### BRIEF
Character for character, write out the data below.

Data records for software interfaces:
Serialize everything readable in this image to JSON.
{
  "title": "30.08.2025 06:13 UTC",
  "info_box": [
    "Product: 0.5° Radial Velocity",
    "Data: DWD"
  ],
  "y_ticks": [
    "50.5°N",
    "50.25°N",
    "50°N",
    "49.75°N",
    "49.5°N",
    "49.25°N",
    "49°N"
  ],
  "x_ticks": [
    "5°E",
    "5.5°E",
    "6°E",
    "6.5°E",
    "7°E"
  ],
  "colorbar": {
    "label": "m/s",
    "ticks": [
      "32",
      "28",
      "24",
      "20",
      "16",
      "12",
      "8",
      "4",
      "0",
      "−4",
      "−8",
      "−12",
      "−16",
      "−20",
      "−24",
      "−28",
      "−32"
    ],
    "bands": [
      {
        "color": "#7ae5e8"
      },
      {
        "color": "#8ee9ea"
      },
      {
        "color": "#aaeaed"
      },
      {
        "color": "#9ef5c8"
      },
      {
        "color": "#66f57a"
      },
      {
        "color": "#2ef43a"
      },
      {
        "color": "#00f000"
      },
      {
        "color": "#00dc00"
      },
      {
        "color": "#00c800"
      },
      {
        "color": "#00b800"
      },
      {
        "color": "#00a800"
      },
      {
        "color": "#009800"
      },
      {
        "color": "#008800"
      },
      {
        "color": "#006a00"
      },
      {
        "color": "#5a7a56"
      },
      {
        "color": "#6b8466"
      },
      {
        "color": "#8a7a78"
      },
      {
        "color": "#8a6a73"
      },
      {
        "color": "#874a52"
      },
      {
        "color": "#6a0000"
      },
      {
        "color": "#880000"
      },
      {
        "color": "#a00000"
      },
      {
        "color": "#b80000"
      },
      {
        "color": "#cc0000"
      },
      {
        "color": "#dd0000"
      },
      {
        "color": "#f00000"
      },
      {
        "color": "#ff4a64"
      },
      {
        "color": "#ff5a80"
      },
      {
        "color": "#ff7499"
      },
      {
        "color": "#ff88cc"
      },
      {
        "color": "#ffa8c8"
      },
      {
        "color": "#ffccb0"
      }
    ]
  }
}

### ANSWER SPACE
Serialize everything readable in this image to JSON.
{
  "title": "30.08.2025 06:13 UTC",
  "info_box": [
    "Product: 0.5° Radial Velocity",
    "Data: DWD"
  ],
  "y_ticks": [
    "50.5°N",
    "50.25°N",
    "50°N",
    "49.75°N",
    "49.5°N",
    "49.25°N",
    "49°N"
  ],
  "x_ticks": [
    "5°E",
    "5.5°E",
    "6°E",
    "6.5°E",
    "7°E"
  ],
  "colorbar": {
    "label": "m/s",
    "ticks": [
      "32",
      "28",
      "24",
      "20",
      "16",
      "12",
      "8",
      "4",
      "0",
      "−4",
      "−8",
      "−12",
      "−16",
      "−20",
      "−24",
      "−28",
      "−32"
    ],
    "bands": [
      {
        "color": "#7ae5e8"
      },
      {
        "color": "#8ee9ea"
      },
      {
        "color": "#aaeaed"
      },
      {
        "color": "#9ef5c8"
      },
      {
        "color": "#66f57a"
      },
      {
        "color": "#2ef43a"
      },
      {
        "color": "#00f000"
      },
      {
        "color": "#00dc00"
      },
      {
        "color": "#00c800"
      },
      {
        "color": "#00b800"
      },
      {
        "color": "#00a800"
      },
      {
        "color": "#009800"
      },
      {
        "color": "#008800"
      },
      {
        "color": "#006a00"
      },
      {
        "color": "#5a7a56"
      },
      {
        "color": "#6b8466"
      },
      {
        "color": "#8a7a78"
      },
      {
        "color": "#8a6a73"
      },
      {
        "color": "#874a52"
      },
      {
        "color": "#6a0000"
      },
      {
        "color": "#880000"
      },
      {
        "color": "#a00000"
      },
      {
        "color": "#b80000"
      },
      {
        "color": "#cc0000"
      },
      {
        "color": "#dd0000"
      },
      {
        "color": "#f00000"
      },
      {
        "color": "#ff4a64"
      },
      {
        "color": "#ff5a80"
      },
      {
        "color": "#ff7499"
      },
      {
        "color": "#ff88cc"
      },
      {
        "color": "#ffa8c8"
      },
      {
        "color": "#ffccb0"
      }
    ]
  }
}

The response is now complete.